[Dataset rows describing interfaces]

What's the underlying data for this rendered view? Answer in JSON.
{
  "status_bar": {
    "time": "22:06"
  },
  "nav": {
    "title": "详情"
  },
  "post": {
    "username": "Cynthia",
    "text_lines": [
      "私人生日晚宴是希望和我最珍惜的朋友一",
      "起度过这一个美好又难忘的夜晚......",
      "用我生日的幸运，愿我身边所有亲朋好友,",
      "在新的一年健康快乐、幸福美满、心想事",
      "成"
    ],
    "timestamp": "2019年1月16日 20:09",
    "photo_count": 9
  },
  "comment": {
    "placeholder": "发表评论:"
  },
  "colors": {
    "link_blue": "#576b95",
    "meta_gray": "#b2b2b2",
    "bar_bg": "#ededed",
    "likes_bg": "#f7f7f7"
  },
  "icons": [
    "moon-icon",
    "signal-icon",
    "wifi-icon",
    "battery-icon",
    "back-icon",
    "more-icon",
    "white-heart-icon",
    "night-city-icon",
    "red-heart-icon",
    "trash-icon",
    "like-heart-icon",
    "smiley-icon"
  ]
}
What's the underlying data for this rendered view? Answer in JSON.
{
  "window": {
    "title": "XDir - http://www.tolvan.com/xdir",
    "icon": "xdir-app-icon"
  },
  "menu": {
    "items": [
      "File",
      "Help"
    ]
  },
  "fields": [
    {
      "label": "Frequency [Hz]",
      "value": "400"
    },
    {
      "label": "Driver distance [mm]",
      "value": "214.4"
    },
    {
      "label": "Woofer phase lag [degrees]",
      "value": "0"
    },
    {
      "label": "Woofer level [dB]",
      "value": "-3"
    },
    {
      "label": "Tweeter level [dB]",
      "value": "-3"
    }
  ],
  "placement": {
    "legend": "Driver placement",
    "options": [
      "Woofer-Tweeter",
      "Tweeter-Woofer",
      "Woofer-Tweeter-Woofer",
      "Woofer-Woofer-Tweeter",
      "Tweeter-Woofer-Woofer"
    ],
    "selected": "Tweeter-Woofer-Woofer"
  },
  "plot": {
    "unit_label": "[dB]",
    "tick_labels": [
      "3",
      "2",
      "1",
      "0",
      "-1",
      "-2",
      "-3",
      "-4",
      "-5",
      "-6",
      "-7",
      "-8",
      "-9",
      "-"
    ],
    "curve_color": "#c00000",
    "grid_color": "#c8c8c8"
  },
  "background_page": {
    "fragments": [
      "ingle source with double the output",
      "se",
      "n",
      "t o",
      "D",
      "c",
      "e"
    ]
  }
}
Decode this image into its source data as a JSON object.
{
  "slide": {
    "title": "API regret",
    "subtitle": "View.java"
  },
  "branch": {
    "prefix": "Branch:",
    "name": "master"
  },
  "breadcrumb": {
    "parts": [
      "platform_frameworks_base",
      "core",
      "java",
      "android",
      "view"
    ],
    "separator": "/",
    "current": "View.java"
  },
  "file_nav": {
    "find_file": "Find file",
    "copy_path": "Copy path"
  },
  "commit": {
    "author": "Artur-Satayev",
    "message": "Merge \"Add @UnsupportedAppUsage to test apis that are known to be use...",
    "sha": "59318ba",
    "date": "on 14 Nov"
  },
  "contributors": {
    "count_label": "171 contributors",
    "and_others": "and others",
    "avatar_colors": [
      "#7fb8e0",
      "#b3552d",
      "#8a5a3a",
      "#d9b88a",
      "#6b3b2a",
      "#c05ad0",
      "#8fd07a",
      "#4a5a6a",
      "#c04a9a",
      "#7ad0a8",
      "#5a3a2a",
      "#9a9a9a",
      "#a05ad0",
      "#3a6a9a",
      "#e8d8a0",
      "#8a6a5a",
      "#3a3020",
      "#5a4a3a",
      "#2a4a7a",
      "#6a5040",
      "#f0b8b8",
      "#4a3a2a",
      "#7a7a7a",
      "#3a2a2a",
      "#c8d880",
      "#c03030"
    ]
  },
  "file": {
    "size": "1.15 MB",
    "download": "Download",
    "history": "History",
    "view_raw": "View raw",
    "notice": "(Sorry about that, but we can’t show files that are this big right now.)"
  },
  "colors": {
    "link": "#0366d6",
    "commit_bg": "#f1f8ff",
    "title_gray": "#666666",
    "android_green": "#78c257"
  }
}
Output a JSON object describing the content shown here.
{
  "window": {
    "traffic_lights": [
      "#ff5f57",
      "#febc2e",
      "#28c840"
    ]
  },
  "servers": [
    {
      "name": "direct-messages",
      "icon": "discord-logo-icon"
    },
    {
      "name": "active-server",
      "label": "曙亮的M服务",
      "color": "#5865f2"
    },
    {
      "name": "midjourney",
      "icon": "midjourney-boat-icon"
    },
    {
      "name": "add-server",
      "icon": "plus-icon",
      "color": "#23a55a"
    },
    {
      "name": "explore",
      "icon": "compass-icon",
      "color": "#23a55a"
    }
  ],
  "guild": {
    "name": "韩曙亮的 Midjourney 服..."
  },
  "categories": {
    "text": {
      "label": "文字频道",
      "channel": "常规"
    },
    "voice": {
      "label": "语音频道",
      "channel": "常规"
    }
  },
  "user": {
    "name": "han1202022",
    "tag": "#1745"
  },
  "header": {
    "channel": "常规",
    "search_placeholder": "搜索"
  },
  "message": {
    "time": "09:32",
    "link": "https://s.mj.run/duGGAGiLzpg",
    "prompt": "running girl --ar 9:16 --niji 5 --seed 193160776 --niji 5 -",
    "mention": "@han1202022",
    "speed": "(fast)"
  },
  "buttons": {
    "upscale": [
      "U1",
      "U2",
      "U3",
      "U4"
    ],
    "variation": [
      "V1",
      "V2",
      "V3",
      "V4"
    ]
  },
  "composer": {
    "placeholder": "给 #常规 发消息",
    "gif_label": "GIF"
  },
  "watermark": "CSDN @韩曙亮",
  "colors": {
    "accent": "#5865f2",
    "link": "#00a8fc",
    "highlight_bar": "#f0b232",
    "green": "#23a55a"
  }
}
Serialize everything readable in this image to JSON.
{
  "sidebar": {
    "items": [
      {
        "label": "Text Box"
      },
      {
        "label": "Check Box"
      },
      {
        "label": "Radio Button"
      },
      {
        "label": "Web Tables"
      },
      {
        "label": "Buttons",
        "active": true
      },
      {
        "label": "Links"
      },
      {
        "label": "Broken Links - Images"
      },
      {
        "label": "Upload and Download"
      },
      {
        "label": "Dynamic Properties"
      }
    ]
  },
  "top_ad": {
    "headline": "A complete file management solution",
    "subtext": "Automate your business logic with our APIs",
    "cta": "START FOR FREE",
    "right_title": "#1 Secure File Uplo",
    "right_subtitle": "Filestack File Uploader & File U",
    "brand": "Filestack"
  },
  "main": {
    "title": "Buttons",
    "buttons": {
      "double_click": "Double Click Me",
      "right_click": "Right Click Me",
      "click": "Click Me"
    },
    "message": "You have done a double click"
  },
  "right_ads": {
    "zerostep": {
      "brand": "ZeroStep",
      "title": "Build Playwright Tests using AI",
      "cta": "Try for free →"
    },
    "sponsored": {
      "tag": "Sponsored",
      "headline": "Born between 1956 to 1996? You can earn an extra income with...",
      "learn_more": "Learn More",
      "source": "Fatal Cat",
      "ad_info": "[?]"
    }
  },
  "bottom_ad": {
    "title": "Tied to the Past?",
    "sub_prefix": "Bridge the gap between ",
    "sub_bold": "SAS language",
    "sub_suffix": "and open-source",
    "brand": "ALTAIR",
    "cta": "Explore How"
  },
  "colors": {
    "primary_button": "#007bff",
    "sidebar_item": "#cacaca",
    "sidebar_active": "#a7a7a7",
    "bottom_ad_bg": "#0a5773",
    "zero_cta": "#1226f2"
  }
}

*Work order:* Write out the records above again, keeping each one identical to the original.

*Answer below:*
What's the underlying data for this rendered view? Answer in JSON.
{
  "status_bar": {
    "time": "22:06"
  },
  "nav": {
    "title": "详情"
  },
  "post": {
    "username": "Cynthia",
    "text_lines": [
      "私人生日晚宴是希望和我最珍惜的朋友一",
      "起度过这一个美好又难忘的夜晚......",
      "用我生日的幸运，愿我身边所有亲朋好友,",
      "在新的一年健康快乐、幸福美满、心想事",
      "成"
    ],
    "timestamp": "2019年1月16日 20:09",
    "photo_count": 9
  },
  "comment": {
    "placeholder": "发表评论:"
  },
  "colors": {
    "link_blue": "#576b95",
    "meta_gray": "#b2b2b2",
    "bar_bg": "#ededed",
    "likes_bg": "#f7f7f7"
  },
  "icons": [
    "moon-icon",
    "signal-icon",
    "wifi-icon",
    "battery-icon",
    "back-icon",
    "more-icon",
    "white-heart-icon",
    "night-city-icon",
    "red-heart-icon",
    "trash-icon",
    "like-heart-icon",
    "smiley-icon"
  ]
}
What's the underlying data for this rendered view? Answer in JSON.
{
  "window": {
    "title": "XDir - http://www.tolvan.com/xdir",
    "icon": "xdir-app-icon"
  },
  "menu": {
    "items": [
      "File",
      "Help"
    ]
  },
  "fields": [
    {
      "label": "Frequency [Hz]",
      "value": "400"
    },
    {
      "label": "Driver distance [mm]",
      "value": "214.4"
    },
    {
      "label": "Woofer phase lag [degrees]",
      "value": "0"
    },
    {
      "label": "Woofer level [dB]",
      "value": "-3"
    },
    {
      "label": "Tweeter level [dB]",
      "value": "-3"
    }
  ],
  "placement": {
    "legend": "Driver placement",
    "options": [
      "Woofer-Tweeter",
      "Tweeter-Woofer",
      "Woofer-Tweeter-Woofer",
      "Woofer-Woofer-Tweeter",
      "Tweeter-Woofer-Woofer"
    ],
    "selected": "Tweeter-Woofer-Woofer"
  },
  "plot": {
    "unit_label": "[dB]",
    "tick_labels": [
      "3",
      "2",
      "1",
      "0",
      "-1",
      "-2",
      "-3",
      "-4",
      "-5",
      "-6",
      "-7",
      "-8",
      "-9",
      "-"
    ],
    "curve_color": "#c00000",
    "grid_color": "#c8c8c8"
  },
  "background_page": {
    "fragments": [
      "ingle source with double the output",
      "se",
      "n",
      "t o",
      "D",
      "c",
      "e"
    ]
  }
}
Decode this image into its source data as a JSON object.
{
  "slide": {
    "title": "API regret",
    "subtitle": "View.java"
  },
  "branch": {
    "prefix": "Branch:",
    "name": "master"
  },
  "breadcrumb": {
    "parts": [
      "platform_frameworks_base",
      "core",
      "java",
      "android",
      "view"
    ],
    "separator": "/",
    "current": "View.java"
  },
  "file_nav": {
    "find_file": "Find file",
    "copy_path": "Copy path"
  },
  "commit": {
    "author": "Artur-Satayev",
    "message": "Merge \"Add @UnsupportedAppUsage to test apis that are known to be use...",
    "sha": "59318ba",
    "date": "on 14 Nov"
  },
  "contributors": {
    "count_label": "171 contributors",
    "and_others": "and others",
    "avatar_colors": [
      "#7fb8e0",
      "#b3552d",
      "#8a5a3a",
      "#d9b88a",
      "#6b3b2a",
      "#c05ad0",
      "#8fd07a",
      "#4a5a6a",
      "#c04a9a",
      "#7ad0a8",
      "#5a3a2a",
      "#9a9a9a",
      "#a05ad0",
      "#3a6a9a",
      "#e8d8a0",
      "#8a6a5a",
      "#3a3020",
      "#5a4a3a",
      "#2a4a7a",
      "#6a5040",
      "#f0b8b8",
      "#4a3a2a",
      "#7a7a7a",
      "#3a2a2a",
      "#c8d880",
      "#c03030"
    ]
  },
  "file": {
    "size": "1.15 MB",
    "download": "Download",
    "history": "History",
    "view_raw": "View raw",
    "notice": "(Sorry about that, but we can’t show files that are this big right now.)"
  },
  "colors": {
    "link": "#0366d6",
    "commit_bg": "#f1f8ff",
    "title_gray": "#666666",
    "android_green": "#78c257"
  }
}
Output a JSON object describing the content shown here.
{
  "window": {
    "traffic_lights": [
      "#ff5f57",
      "#febc2e",
      "#28c840"
    ]
  },
  "servers": [
    {
      "name": "direct-messages",
      "icon": "discord-logo-icon"
    },
    {
      "name": "active-server",
      "label": "曙亮的M服务",
      "color": "#5865f2"
    },
    {
      "name": "midjourney",
      "icon": "midjourney-boat-icon"
    },
    {
      "name": "add-server",
      "icon": "plus-icon",
      "color": "#23a55a"
    },
    {
      "name": "explore",
      "icon": "compass-icon",
      "color": "#23a55a"
    }
  ],
  "guild": {
    "name": "韩曙亮的 Midjourney 服..."
  },
  "categories": {
    "text": {
      "label": "文字频道",
      "channel": "常规"
    },
    "voice": {
      "label": "语音频道",
      "channel": "常规"
    }
  },
  "user": {
    "name": "han1202022",
    "tag": "#1745"
  },
  "header": {
    "channel": "常规",
    "search_placeholder": "搜索"
  },
  "message": {
    "time": "09:32",
    "link": "https://s.mj.run/duGGAGiLzpg",
    "prompt": "running girl --ar 9:16 --niji 5 --seed 193160776 --niji 5 -",
    "mention": "@han1202022",
    "speed": "(fast)"
  },
  "buttons": {
    "upscale": [
      "U1",
      "U2",
      "U3",
      "U4"
    ],
    "variation": [
      "V1",
      "V2",
      "V3",
      "V4"
    ]
  },
  "composer": {
    "placeholder": "给 #常规 发消息",
    "gif_label": "GIF"
  },
  "watermark": "CSDN @韩曙亮",
  "colors": {
    "accent": "#5865f2",
    "link": "#00a8fc",
    "highlight_bar": "#f0b232",
    "green": "#23a55a"
  }
}
Serialize everything readable in this image to JSON.
{
  "sidebar": {
    "items": [
      {
        "label": "Text Box"
      },
      {
        "label": "Check Box"
      },
      {
        "label": "Radio Button"
      },
      {
        "label": "Web Tables"
      },
      {
        "label": "Buttons",
        "active": true
      },
      {
        "label": "Links"
      },
      {
        "label": "Broken Links - Images"
      },
      {
        "label": "Upload and Download"
      },
      {
        "label": "Dynamic Properties"
      }
    ]
  },
  "top_ad": {
    "headline": "A complete file management solution",
    "subtext": "Automate your business logic with our APIs",
    "cta": "START FOR FREE",
    "right_title": "#1 Secure File Uplo",
    "right_subtitle": "Filestack File Uploader & File U",
    "brand": "Filestack"
  },
  "main": {
    "title": "Buttons",
    "buttons": {
      "double_click": "Double Click Me",
      "right_click": "Right Click Me",
      "click": "Click Me"
    },
    "message": "You have done a double click"
  },
  "right_ads": {
    "zerostep": {
      "brand": "ZeroStep",
      "title": "Build Playwright Tests using AI",
      "cta": "Try for free →"
    },
    "sponsored": {
      "tag": "Sponsored",
      "headline": "Born between 1956 to 1996? You can earn an extra income with...",
      "learn_more": "Learn More",
      "source": "Fatal Cat",
      "ad_info": "[?]"
    }
  },
  "bottom_ad": {
    "title": "Tied to the Past?",
    "sub_prefix": "Bridge the gap between ",
    "sub_bold": "SAS language",
    "sub_suffix": "and open-source",
    "brand": "ALTAIR",
    "cta": "Explore How"
  },
  "colors": {
    "primary_button": "#007bff",
    "sidebar_item": "#cacaca",
    "sidebar_active": "#a7a7a7",
    "bottom_ad_bg": "#0a5773",
    "zero_cta": "#1226f2"
  }
}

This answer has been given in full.